The issue at stake here for those in the poorest regions of the world is one of health justice. About 90 percent of the world health budget is being spent on 10 percent of the world population. The issue, put starkly, is this: why are so few resources poured into curing the most basic, preventable diseases, when so many resources are dedicated to stem cell research? This applies to all forms of stem cell research, from adult stem cell research through to embryonic stem cell research. This problem is compounded by fears that unregulated stem cell treatment will proliferate in nations that do not have the legal and regulatory infrastructure to cope.

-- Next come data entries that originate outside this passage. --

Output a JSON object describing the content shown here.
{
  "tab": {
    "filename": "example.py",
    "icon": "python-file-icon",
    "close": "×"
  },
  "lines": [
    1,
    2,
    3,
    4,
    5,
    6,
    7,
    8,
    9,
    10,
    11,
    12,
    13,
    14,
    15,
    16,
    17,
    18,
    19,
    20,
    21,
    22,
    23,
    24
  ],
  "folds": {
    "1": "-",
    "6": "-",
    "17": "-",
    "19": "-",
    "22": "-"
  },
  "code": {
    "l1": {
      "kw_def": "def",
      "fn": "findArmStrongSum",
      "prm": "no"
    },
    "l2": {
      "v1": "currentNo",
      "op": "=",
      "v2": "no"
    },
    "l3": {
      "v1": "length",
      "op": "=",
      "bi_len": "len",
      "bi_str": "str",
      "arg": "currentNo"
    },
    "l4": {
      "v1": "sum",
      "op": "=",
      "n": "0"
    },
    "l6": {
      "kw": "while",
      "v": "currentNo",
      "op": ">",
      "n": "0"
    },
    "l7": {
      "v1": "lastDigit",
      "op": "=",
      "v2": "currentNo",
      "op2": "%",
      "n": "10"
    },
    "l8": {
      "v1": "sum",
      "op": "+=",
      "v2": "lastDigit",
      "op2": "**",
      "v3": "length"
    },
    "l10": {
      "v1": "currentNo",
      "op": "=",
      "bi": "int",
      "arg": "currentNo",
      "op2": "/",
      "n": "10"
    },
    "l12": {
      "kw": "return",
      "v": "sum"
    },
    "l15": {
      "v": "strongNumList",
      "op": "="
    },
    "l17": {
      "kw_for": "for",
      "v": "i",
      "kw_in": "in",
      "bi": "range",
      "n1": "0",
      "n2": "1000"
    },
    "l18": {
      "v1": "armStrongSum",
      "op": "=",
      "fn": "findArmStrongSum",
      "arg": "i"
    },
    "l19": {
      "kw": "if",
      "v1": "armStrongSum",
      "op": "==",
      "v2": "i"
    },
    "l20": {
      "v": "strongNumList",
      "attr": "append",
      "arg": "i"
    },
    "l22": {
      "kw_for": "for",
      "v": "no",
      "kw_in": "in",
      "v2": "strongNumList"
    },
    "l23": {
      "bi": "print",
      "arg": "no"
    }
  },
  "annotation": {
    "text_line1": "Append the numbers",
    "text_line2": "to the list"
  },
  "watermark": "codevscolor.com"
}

The need for ova in embryonic stem cell research has given rise to a new form of exploitation of women.
As expected the issue is not one of protecting the unborn made in the image of God, but of health justice (a nerve jangling phrase), the principle that the equal distribution of the benefits derived from experimenting on the unborn is more important than their destruction.
Dr Fabian Salazar Guerrero from Latin America challenged his listeners: “The problems discussed in this consultation have world dimensions. But those in the poorest regions of the world are excluded from discussions. This exclusion kills in a long agony”.
This was the most perversely misguided paragraph: surely being excluded from the discussions of a coterie of bombastic self-righteous scientists, ethicists and theologians would be cause for rejoicing; to be present would have been a long agony.